Published by Mr. C

It was with particular disappointment that I read of Super Aguri's struggles getting into the Istanbul paddock yesterday. My dismay came not from the desire to see the team find a safe passage to race next Sunday, but rather because I hoped they had just stayed home this week.

I appreciate this is an incredibly harsh thing to be thinking, and I'm also aware that amongst F1 fans I'm in the minority here. The problem for me is this whole process has now been publicly dragged out for far too long, leaving the Oxfordshire outfit with little dignity at the end of the day.

It's been pointed out to me by several people during the past couple of weeks that it was SS United defaulting on sponsorship payments, that led the team into their current predicament. We know Aguri lost almost $30 million after the contributing company failed to make an expected second payment, but there was also an additional $10 million missing from the coffers after Giedo van der Garde's sponsors failed to honour any payment.

Now these two issues may be entirely unconnected, but I'm seeing a pattern emerging here. Someone must be responsible for the failure to land the supposed income and it isn't helped by the fact that to all intents and purposes SS United Group don't appear to exist.

Back in my day, it was customary for companies who failed to generate and collect necessary income, to go bankrupt, but lately you could be forgiven for thinking that financial failure is merely a stepping stone on the road to acquiring additional support. In the UK recently, our government was effectively forced into nationalising the commercial bank Northern Rock, and this was swiftly followed up by a £50bn bond offer to help out other struggling British banks. Apparently, commercial failure is a very viable option these days.

The flip side of this particular coin of course, is success.

On track last year Aguri did a veritably fine job of humiliating the Honda factory team, soundly beating them in the first part of the season using the previous year's car. At the time Nick Fry came under a lot of criticism for Honda's performance and although he eventually saved himself with the appointment of Ross Brawn, there was a time when many felt his F1 career was on the ropes.

I'm sure then, it was with a wry smile that Nick apparently informed Formula One Management that Super Aguri would not be attending the Turkish Grand Prix this weekend. While there does appear to be time to withdraw said order and allow the ostracized transporters to enter the paddock, the question is, is there the will within Honda to do so?

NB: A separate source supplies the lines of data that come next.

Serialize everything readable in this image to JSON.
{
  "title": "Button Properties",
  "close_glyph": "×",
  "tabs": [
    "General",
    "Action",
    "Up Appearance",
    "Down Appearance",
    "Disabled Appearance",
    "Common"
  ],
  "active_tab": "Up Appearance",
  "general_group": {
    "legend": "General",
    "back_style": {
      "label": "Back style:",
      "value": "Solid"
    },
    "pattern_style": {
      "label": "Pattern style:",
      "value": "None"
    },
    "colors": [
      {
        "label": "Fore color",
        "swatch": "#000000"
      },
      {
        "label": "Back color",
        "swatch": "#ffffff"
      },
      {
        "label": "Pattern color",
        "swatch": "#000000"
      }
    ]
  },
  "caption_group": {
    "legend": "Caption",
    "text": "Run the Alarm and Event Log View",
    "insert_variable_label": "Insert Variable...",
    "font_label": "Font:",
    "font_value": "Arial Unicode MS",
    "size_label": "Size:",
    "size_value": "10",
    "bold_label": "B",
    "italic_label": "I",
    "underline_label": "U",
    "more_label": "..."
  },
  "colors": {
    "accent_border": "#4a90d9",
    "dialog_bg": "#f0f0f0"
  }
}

Personally I think it's time they were cut loose. Many will argue that 11 teams are better than 10, maintaining they're doing a perfectly good job given the budget they have, or that the two drivers and all of the employees deserve to be treated better. However, Formula 1 is in so many ways broken right now, it's going to take a a huge event to focus the attention on fixing the issues. If that has to be the demise of everybody's favourite underdogs, then so be it.

I appreciate many, if not all of you, will disagree with me here, and therefore I encourage you to check out Lou's post over on F1Break or Alianora La Canta's podcast thoughts for a more balanced view.

Feel free to discuss in the comments as usual.